● What to produce:
The whole listing is to be written out again exactly; the pictures are not.

● Data:
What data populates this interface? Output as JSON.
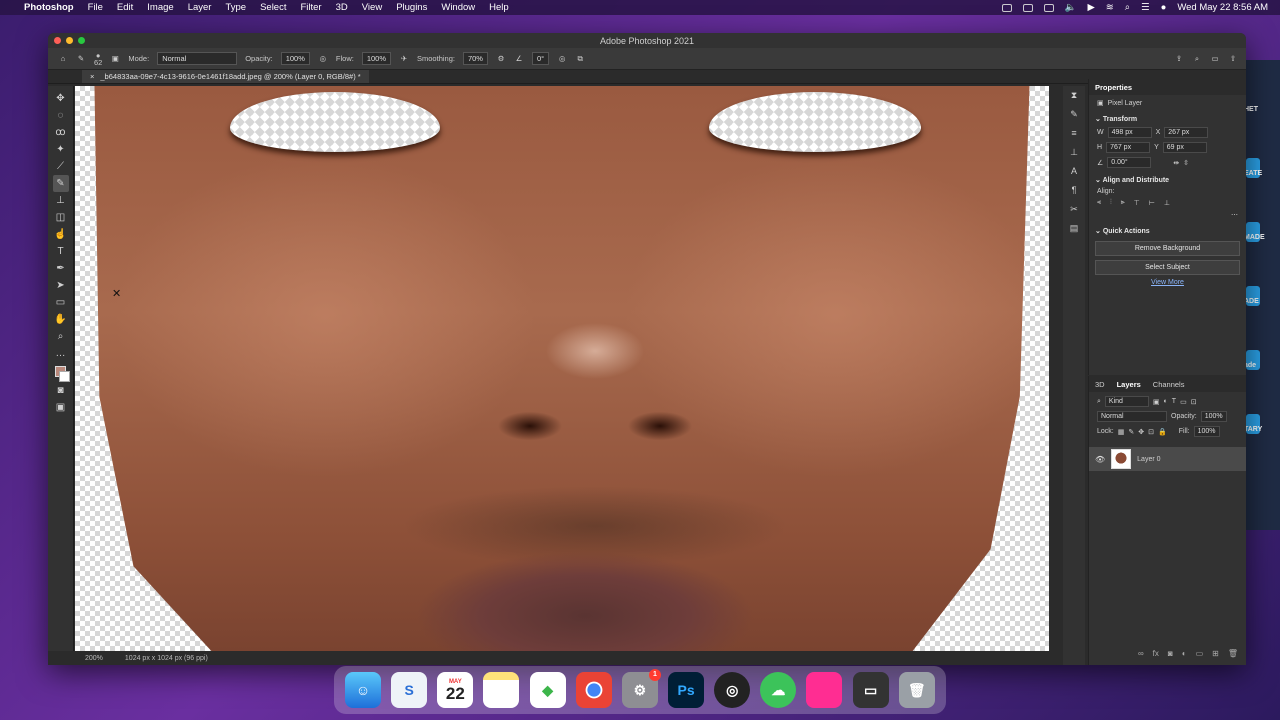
{
  "menubar": {
    "app_name": "Photoshop",
    "menus": [
      "File",
      "Edit",
      "Image",
      "Layer",
      "Type",
      "Select",
      "Filter",
      "3D",
      "View",
      "Plugins",
      "Window",
      "Help"
    ],
    "datetime": "Wed May 22  8:56 AM"
  },
  "window": {
    "title": "Adobe Photoshop 2021"
  },
  "options_bar": {
    "brush_size": "62",
    "mode_label": "Mode:",
    "mode_value": "Normal",
    "opacity_label": "Opacity:",
    "opacity_value": "100%",
    "flow_label": "Flow:",
    "flow_value": "100%",
    "smoothing_label": "Smoothing:",
    "smoothing_value": "70%",
    "angle_value": "0°"
  },
  "document": {
    "tab_title": "_b64833aa-09e7-4c13-9616-0e1461f18add.jpeg @ 200% (Layer 0, RGB/8#) *",
    "close_glyph": "×",
    "zoom": "200%",
    "doc_size": "1024 px x 1024 px (96 ppi)"
  },
  "properties": {
    "tab_label": "Properties",
    "layer_type": "Pixel Layer",
    "transform_header": "Transform",
    "w_label": "W",
    "w_value": "498 px",
    "x_label": "X",
    "x_value": "267 px",
    "h_label": "H",
    "h_value": "767 px",
    "y_label": "Y",
    "y_value": "69 px",
    "angle": "0.00°",
    "align_header": "Align and Distribute",
    "align_label": "Align:",
    "quick_actions_header": "Quick Actions",
    "remove_bg": "Remove Background",
    "select_subject": "Select Subject",
    "view_more": "View More"
  },
  "layers": {
    "tabs": [
      "3D",
      "Layers",
      "Channels"
    ],
    "kind_filter": "Kind",
    "blend_mode": "Normal",
    "opacity_label": "Opacity:",
    "opacity_value": "100%",
    "lock_label": "Lock:",
    "fill_label": "Fill:",
    "fill_value": "100%",
    "layer_name": "Layer 0"
  },
  "background_window": {
    "items": [
      "HET",
      "EATE",
      "MADE",
      "ADE",
      "ade",
      "TARY"
    ]
  },
  "dock": {
    "calendar_month": "MAY",
    "calendar_day": "22",
    "settings_badge": "1",
    "ps_label": "Ps"
  }
}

● Task response:
What data populates this interface? Output as JSON.
{
  "menubar": {
    "app_name": "Photoshop",
    "menus": [
      "File",
      "Edit",
      "Image",
      "Layer",
      "Type",
      "Select",
      "Filter",
      "3D",
      "View",
      "Plugins",
      "Window",
      "Help"
    ],
    "datetime": "Wed May 22  8:56 AM"
  },
  "window": {
    "title": "Adobe Photoshop 2021"
  },
  "options_bar": {
    "brush_size": "62",
    "mode_label": "Mode:",
    "mode_value": "Normal",
    "opacity_label": "Opacity:",
    "opacity_value": "100%",
    "flow_label": "Flow:",
    "flow_value": "100%",
    "smoothing_label": "Smoothing:",
    "smoothing_value": "70%",
    "angle_value": "0°"
  },
  "document": {
    "tab_title": "_b64833aa-09e7-4c13-9616-0e1461f18add.jpeg @ 200% (Layer 0, RGB/8#) *",
    "close_glyph": "×",
    "zoom": "200%",
    "doc_size": "1024 px x 1024 px (96 ppi)"
  },
  "properties": {
    "tab_label": "Properties",
    "layer_type": "Pixel Layer",
    "transform_header": "Transform",
    "w_label": "W",
    "w_value": "498 px",
    "x_label": "X",
    "x_value": "267 px",
    "h_label": "H",
    "h_value": "767 px",
    "y_label": "Y",
    "y_value": "69 px",
    "angle": "0.00°",
    "align_header": "Align and Distribute",
    "align_label": "Align:",
    "quick_actions_header": "Quick Actions",
    "remove_bg": "Remove Background",
    "select_subject": "Select Subject",
    "view_more": "View More"
  },
  "layers": {
    "tabs": [
      "3D",
      "Layers",
      "Channels"
    ],
    "kind_filter": "Kind",
    "blend_mode": "Normal",
    "opacity_label": "Opacity:",
    "opacity_value": "100%",
    "lock_label": "Lock:",
    "fill_label": "Fill:",
    "fill_value": "100%",
    "layer_name": "Layer 0"
  },
  "background_window": {
    "items": [
      "HET",
      "EATE",
      "MADE",
      "ADE",
      "ade",
      "TARY"
    ]
  },
  "dock": {
    "calendar_month": "MAY",
    "calendar_day": "22",
    "settings_badge": "1",
    "ps_label": "Ps"
  }
}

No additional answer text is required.